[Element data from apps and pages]

= Beginning of Section =

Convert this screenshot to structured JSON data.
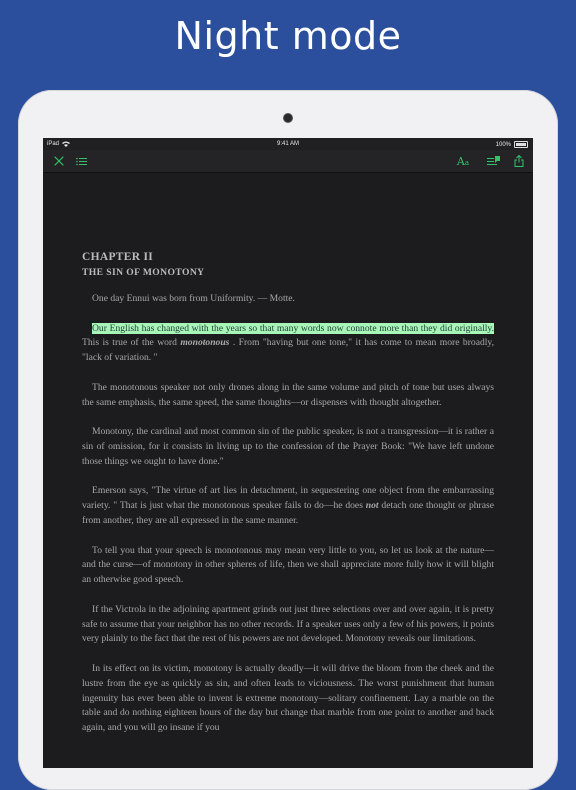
{
  "headline": "Night mode",
  "status": {
    "device": "iPad",
    "time": "9:41 AM",
    "battery": "100%"
  },
  "toolbar": {
    "font_label": "A",
    "font_label_small": "a"
  },
  "book": {
    "chapter": "CHAPTER II",
    "chapter_title": "THE SIN OF MONOTONY",
    "epigraph": "One day Ennui was born from Uniformity. — Motte.",
    "p1_highlight": "Our English has changed with the years so that many words now connote more than they did originally.",
    "p1_a": " This is true of the word ",
    "p1_em": "monotonous",
    "p1_b": " . From \"having but one tone,\" it has come to mean more broadly, \"lack of variation. \"",
    "p2": "The monotonous speaker not only drones along in the same volume and pitch of tone but uses always the same emphasis, the same speed, the same thoughts—or dispenses with thought altogether.",
    "p3": "Monotony, the cardinal and most common sin of the public speaker, is not a transgression—it is rather a sin of omission, for it consists in living up to the confession of the Prayer Book: \"We have left undone those things we ought to have done.\"",
    "p4_a": "Emerson says, \"The virtue of art lies in detachment, in sequestering one object from the embarrassing variety. \" That is just what the monotonous speaker fails to do—he does ",
    "p4_em": "not",
    "p4_b": " detach one thought or phrase from another, they are all expressed in the same manner.",
    "p5": "To tell you that your speech is monotonous may mean very little to you, so let us look at the nature—and the curse—of monotony in other spheres of life, then we shall appreciate more fully how it will blight an otherwise good speech.",
    "p6": "If the Victrola in the adjoining apartment grinds out just three selections over and over again, it is pretty safe to assume that your neighbor has no other records. If a speaker uses only a few of his powers, it points very plainly to the fact that the rest of his powers are not developed. Monotony reveals our limitations.",
    "p7": "In its effect on its victim, monotony is actually deadly—it will drive the bloom from the cheek and the lustre from the eye as quickly as sin, and often leads to viciousness. The worst punishment that human ingenuity has ever been able to invent is extreme monotony—solitary confinement. Lay a marble on the table and do nothing eighteen hours of the day but change that marble from one point to another and back again, and you will go insane if you"
  },
  "colors": {
    "background": "#2b4f9c",
    "accent": "#33c46a",
    "highlight": "#a8f5b8",
    "page": "#1c1c1e"
  },
  "icons": [
    "wifi-icon",
    "battery-icon",
    "close-icon",
    "list-icon",
    "font-size-icon",
    "notes-icon",
    "share-icon"
  ]
}
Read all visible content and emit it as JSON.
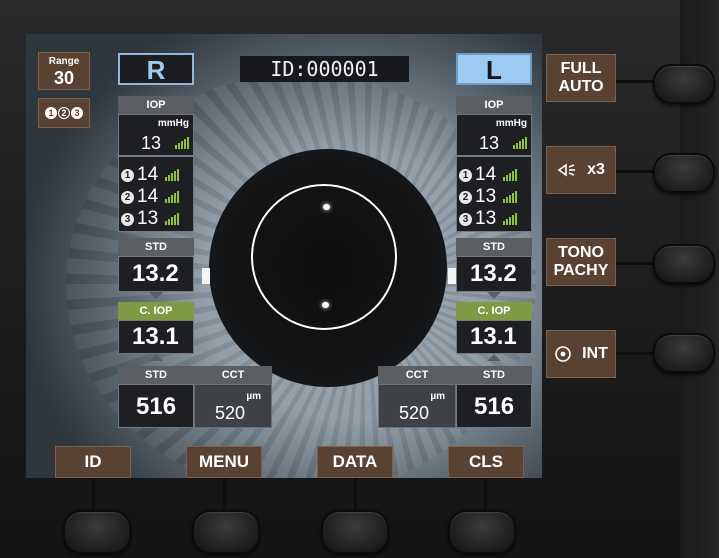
{
  "range": {
    "label": "Range",
    "value": "30"
  },
  "sequence": {
    "items": [
      "1",
      "2",
      "3"
    ]
  },
  "eyes": {
    "right_label": "R",
    "left_label": "L"
  },
  "patient_id": "ID:000001",
  "right": {
    "iop_header": "IOP",
    "iop_unit": "mmHg",
    "iop_value": "13",
    "measurements": [
      {
        "n": "1",
        "value": "14"
      },
      {
        "n": "2",
        "value": "14"
      },
      {
        "n": "3",
        "value": "13"
      }
    ],
    "std_header": "STD",
    "std_value": "13.2",
    "ciop_header": "C. IOP",
    "ciop_value": "13.1",
    "pachy_std_header": "STD",
    "pachy_std_value": "516",
    "cct_header": "CCT",
    "cct_unit": "µm",
    "cct_value": "520"
  },
  "left": {
    "iop_header": "IOP",
    "iop_unit": "mmHg",
    "iop_value": "13",
    "measurements": [
      {
        "n": "1",
        "value": "14"
      },
      {
        "n": "2",
        "value": "13"
      },
      {
        "n": "3",
        "value": "13"
      }
    ],
    "std_header": "STD",
    "std_value": "13.2",
    "ciop_header": "C. IOP",
    "ciop_value": "13.1",
    "pachy_std_header": "STD",
    "pachy_std_value": "516",
    "cct_header": "CCT",
    "cct_unit": "µm",
    "cct_value": "520"
  },
  "side_buttons": {
    "full_auto_1": "FULL",
    "full_auto_2": "AUTO",
    "puff_label": "x3",
    "puff_icon": "speaker-puff-icon",
    "tono_1": "TONO",
    "tono_2": "PACHY",
    "int_icon": "target-icon",
    "int_label": "INT"
  },
  "bottom_buttons": {
    "id": "ID",
    "menu": "MENU",
    "data": "DATA",
    "cls": "CLS"
  },
  "colors": {
    "button_brown": "#5a4232",
    "signal_green": "#8fc33b",
    "ciop_green": "#7d9b45",
    "eye_blue": "#9ccaf0"
  }
}
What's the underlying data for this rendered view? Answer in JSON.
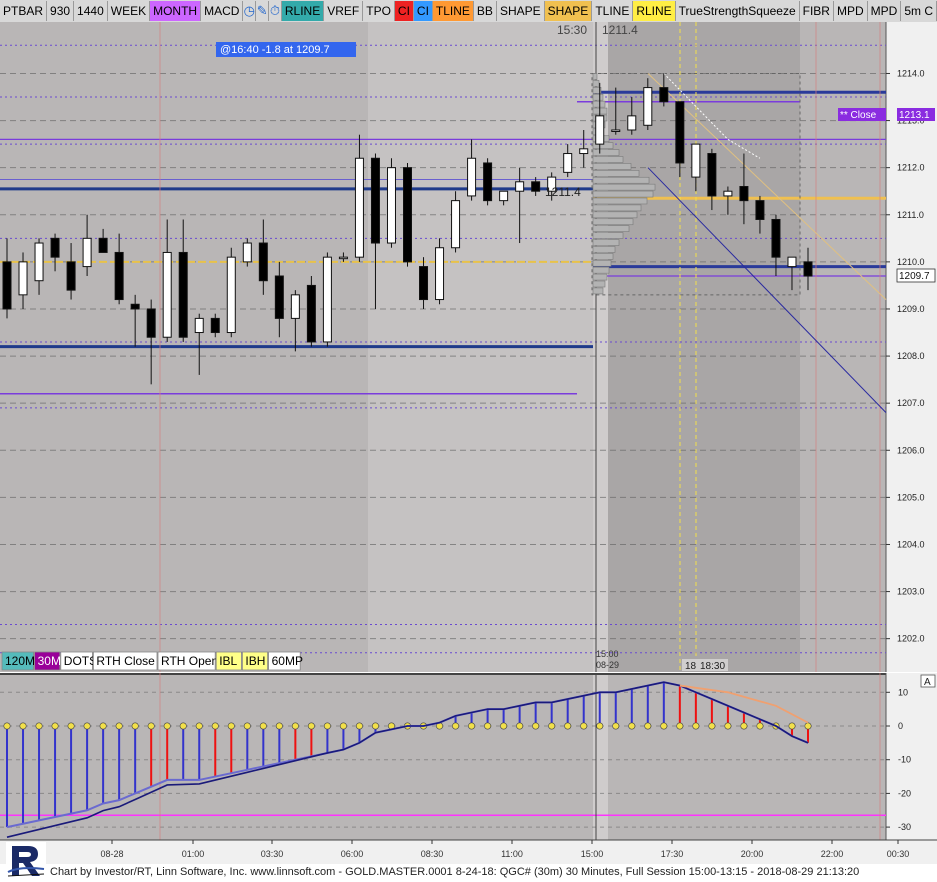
{
  "toolbar": [
    {
      "label": "PTBAR",
      "bg": "#d8d8d8"
    },
    {
      "label": "930",
      "bg": "#d8d8d8"
    },
    {
      "label": "1440",
      "bg": "#d8d8d8"
    },
    {
      "label": "WEEK",
      "bg": "#d8d8d8"
    },
    {
      "label": "MONTH",
      "bg": "#cc66ff"
    },
    {
      "label": "MACD",
      "bg": "#d8d8d8"
    },
    {
      "icon": "clock-icon",
      "bg": "#d8d8d8"
    },
    {
      "icon": "pencil-icon",
      "bg": "#d8d8d8"
    },
    {
      "icon": "stopwatch-icon",
      "bg": "#d8d8d8"
    },
    {
      "label": "RLINE",
      "bg": "#33aaaa"
    },
    {
      "label": "VREF",
      "bg": "#d8d8d8"
    },
    {
      "label": "TPO",
      "bg": "#d8d8d8"
    },
    {
      "label": "CI",
      "bg": "#ee2222"
    },
    {
      "label": "CI",
      "bg": "#3399ff"
    },
    {
      "label": "TLINE",
      "bg": "#ff9933"
    },
    {
      "label": "BB",
      "bg": "#d8d8d8"
    },
    {
      "label": "SHAPE",
      "bg": "#d8d8d8"
    },
    {
      "label": "SHAPE",
      "bg": "#f0c050"
    },
    {
      "label": "TLINE",
      "bg": "#d8d8d8"
    },
    {
      "label": "RLINE",
      "bg": "#ffee44"
    },
    {
      "label": "TrueStrengthSqueeze",
      "bg": "#d8d8d8"
    },
    {
      "label": "FIBR",
      "bg": "#d8d8d8"
    },
    {
      "label": "MPD",
      "bg": "#d8d8d8"
    },
    {
      "label": "MPD",
      "bg": "#d8d8d8"
    },
    {
      "label": "5m C",
      "bg": "#d8d8d8"
    }
  ],
  "bottom_buttons": [
    {
      "label": "120M",
      "bg": "#55bbbb"
    },
    {
      "label": "30M",
      "bg": "#990099",
      "color": "#ffffff"
    },
    {
      "label": "DOTS",
      "bg": "#ffffff"
    },
    {
      "label": "RTH Close",
      "bg": "#ffffff"
    },
    {
      "label": "RTH Open",
      "bg": "#ffffff"
    },
    {
      "label": "IBL",
      "bg": "#ffff88"
    },
    {
      "label": "IBH",
      "bg": "#ffff88"
    },
    {
      "label": "60MP",
      "bg": "#ffffff"
    }
  ],
  "cursor_info": "@16:40  -1.8 at 1209.7",
  "session_label_time": "15:30",
  "session_label_price": "1211.4",
  "mid_label": "1211.4",
  "close_tag": "** Close",
  "close_value": "1213.1",
  "last_price": "1209.7",
  "vline_label_time": "15:00",
  "vline_label_date": "08-29",
  "ib_label_1": "18",
  "ib_label_2": "18:30",
  "osc_pane_label": "A",
  "footer": "Chart by Investor/RT, Linn Software, Inc. www.linnsoft.com - GOLD.MASTER.0001  8-24-18: QGC# (30m) 30 Minutes, Full Session 15:00-13:15 - 2018-08-29 21:13:20",
  "chart_data": {
    "type": "candlestick",
    "price_ticks": [
      1214.0,
      1213.0,
      1212.0,
      1211.0,
      1210.0,
      1209.0,
      1208.0,
      1207.0,
      1206.0,
      1205.0,
      1204.0,
      1203.0,
      1202.0
    ],
    "price_range": [
      1201.55,
      1214.8
    ],
    "time_ticks": [
      "08-28",
      "01:00",
      "03:30",
      "06:00",
      "08:30",
      "11:00",
      "15:00",
      "17:30",
      "20:00",
      "22:00",
      "00:30"
    ],
    "candles": [
      {
        "o": 1210.0,
        "h": 1210.5,
        "l": 1208.8,
        "c": 1209.0
      },
      {
        "o": 1209.3,
        "h": 1210.2,
        "l": 1209.0,
        "c": 1210.0
      },
      {
        "o": 1209.6,
        "h": 1210.5,
        "l": 1209.3,
        "c": 1210.4
      },
      {
        "o": 1210.5,
        "h": 1210.6,
        "l": 1209.8,
        "c": 1210.1
      },
      {
        "o": 1210.0,
        "h": 1210.4,
        "l": 1209.2,
        "c": 1209.4
      },
      {
        "o": 1209.9,
        "h": 1211.0,
        "l": 1209.7,
        "c": 1210.5
      },
      {
        "o": 1210.5,
        "h": 1210.7,
        "l": 1210.2,
        "c": 1210.2
      },
      {
        "o": 1210.2,
        "h": 1210.6,
        "l": 1209.1,
        "c": 1209.2
      },
      {
        "o": 1209.1,
        "h": 1209.3,
        "l": 1208.2,
        "c": 1209.0
      },
      {
        "o": 1209.0,
        "h": 1209.2,
        "l": 1207.4,
        "c": 1208.4
      },
      {
        "o": 1208.4,
        "h": 1210.9,
        "l": 1208.3,
        "c": 1210.2
      },
      {
        "o": 1210.2,
        "h": 1210.9,
        "l": 1208.3,
        "c": 1208.4
      },
      {
        "o": 1208.5,
        "h": 1208.9,
        "l": 1207.6,
        "c": 1208.8
      },
      {
        "o": 1208.8,
        "h": 1208.9,
        "l": 1208.4,
        "c": 1208.5
      },
      {
        "o": 1208.5,
        "h": 1210.3,
        "l": 1208.4,
        "c": 1210.1
      },
      {
        "o": 1210.0,
        "h": 1210.5,
        "l": 1209.9,
        "c": 1210.4
      },
      {
        "o": 1210.4,
        "h": 1210.9,
        "l": 1209.3,
        "c": 1209.6
      },
      {
        "o": 1209.7,
        "h": 1210.0,
        "l": 1208.4,
        "c": 1208.8
      },
      {
        "o": 1208.8,
        "h": 1209.4,
        "l": 1208.1,
        "c": 1209.3
      },
      {
        "o": 1209.5,
        "h": 1209.7,
        "l": 1208.2,
        "c": 1208.3
      },
      {
        "o": 1208.3,
        "h": 1210.2,
        "l": 1208.2,
        "c": 1210.1
      },
      {
        "o": 1210.1,
        "h": 1210.2,
        "l": 1210.0,
        "c": 1210.1
      },
      {
        "o": 1210.1,
        "h": 1212.7,
        "l": 1210.0,
        "c": 1212.2
      },
      {
        "o": 1212.2,
        "h": 1212.3,
        "l": 1209.0,
        "c": 1210.4
      },
      {
        "o": 1210.4,
        "h": 1212.2,
        "l": 1210.3,
        "c": 1212.0
      },
      {
        "o": 1212.0,
        "h": 1212.1,
        "l": 1209.9,
        "c": 1210.0
      },
      {
        "o": 1209.9,
        "h": 1210.1,
        "l": 1209.0,
        "c": 1209.2
      },
      {
        "o": 1209.2,
        "h": 1210.5,
        "l": 1209.1,
        "c": 1210.3
      },
      {
        "o": 1210.3,
        "h": 1211.5,
        "l": 1210.2,
        "c": 1211.3
      },
      {
        "o": 1211.4,
        "h": 1212.6,
        "l": 1211.3,
        "c": 1212.2
      },
      {
        "o": 1212.1,
        "h": 1212.2,
        "l": 1211.2,
        "c": 1211.3
      },
      {
        "o": 1211.3,
        "h": 1211.5,
        "l": 1211.2,
        "c": 1211.5
      },
      {
        "o": 1211.5,
        "h": 1212.0,
        "l": 1210.4,
        "c": 1211.7
      },
      {
        "o": 1211.7,
        "h": 1211.8,
        "l": 1211.4,
        "c": 1211.5
      },
      {
        "o": 1211.5,
        "h": 1211.9,
        "l": 1211.3,
        "c": 1211.8
      },
      {
        "o": 1211.9,
        "h": 1212.5,
        "l": 1211.8,
        "c": 1212.3
      },
      {
        "o": 1212.3,
        "h": 1212.8,
        "l": 1212.0,
        "c": 1212.4
      },
      {
        "o": 1212.5,
        "h": 1213.8,
        "l": 1212.3,
        "c": 1213.1
      },
      {
        "o": 1212.8,
        "h": 1213.7,
        "l": 1212.7,
        "c": 1212.8
      },
      {
        "o": 1212.8,
        "h": 1213.5,
        "l": 1212.7,
        "c": 1213.1
      },
      {
        "o": 1212.9,
        "h": 1213.9,
        "l": 1212.8,
        "c": 1213.7
      },
      {
        "o": 1213.7,
        "h": 1214.0,
        "l": 1213.3,
        "c": 1213.4
      },
      {
        "o": 1213.4,
        "h": 1213.4,
        "l": 1211.8,
        "c": 1212.1
      },
      {
        "o": 1211.8,
        "h": 1212.5,
        "l": 1211.5,
        "c": 1212.5
      },
      {
        "o": 1212.3,
        "h": 1212.4,
        "l": 1211.1,
        "c": 1211.4
      },
      {
        "o": 1211.4,
        "h": 1211.6,
        "l": 1211.0,
        "c": 1211.5
      },
      {
        "o": 1211.6,
        "h": 1212.3,
        "l": 1210.8,
        "c": 1211.3
      },
      {
        "o": 1211.3,
        "h": 1211.4,
        "l": 1210.6,
        "c": 1210.9
      },
      {
        "o": 1210.9,
        "h": 1211.0,
        "l": 1209.7,
        "c": 1210.1
      },
      {
        "o": 1209.9,
        "h": 1210.1,
        "l": 1209.4,
        "c": 1210.1
      },
      {
        "o": 1210.0,
        "h": 1210.3,
        "l": 1209.4,
        "c": 1209.7
      }
    ],
    "oscillator": {
      "ticks": [
        10,
        0,
        -10,
        -20,
        -30
      ],
      "range": [
        -31,
        15
      ],
      "histogram": [
        -30,
        -29,
        -28,
        -27,
        -26,
        -25,
        -23,
        -22,
        -20,
        -18,
        -16,
        -16,
        -16,
        -15,
        -14,
        -13,
        -12,
        -11,
        -10,
        -9,
        -8,
        -7,
        -5,
        -2,
        -1,
        0,
        0,
        1,
        3,
        4,
        5,
        5,
        6,
        7,
        7,
        8,
        9,
        10,
        10,
        11,
        12,
        13,
        12,
        10,
        8,
        6,
        4,
        2,
        0,
        -3,
        -5
      ],
      "hist_red": [
        false,
        false,
        false,
        false,
        false,
        false,
        false,
        false,
        false,
        true,
        true,
        false,
        false,
        true,
        true,
        false,
        false,
        false,
        true,
        true,
        false,
        false,
        false,
        false,
        true,
        true,
        false,
        false,
        false,
        false,
        false,
        false,
        false,
        false,
        false,
        false,
        false,
        false,
        false,
        false,
        false,
        false,
        true,
        true,
        true,
        true,
        true,
        true,
        true,
        true,
        true
      ]
    }
  }
}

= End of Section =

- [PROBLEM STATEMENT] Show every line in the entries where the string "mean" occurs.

- [RESULT OF THE TASK]
    "p1_b": " . From \"having but one tone,\" it has come to mean more broadly, \"lack of variation. \"",
    "p5": "To tell you that your speech is monotonous may mean very little to you, so let us look at the nature—and the curse—of monotony in other spheres of life, then we shall appreciate more fully how it will blight an otherwise good speech.",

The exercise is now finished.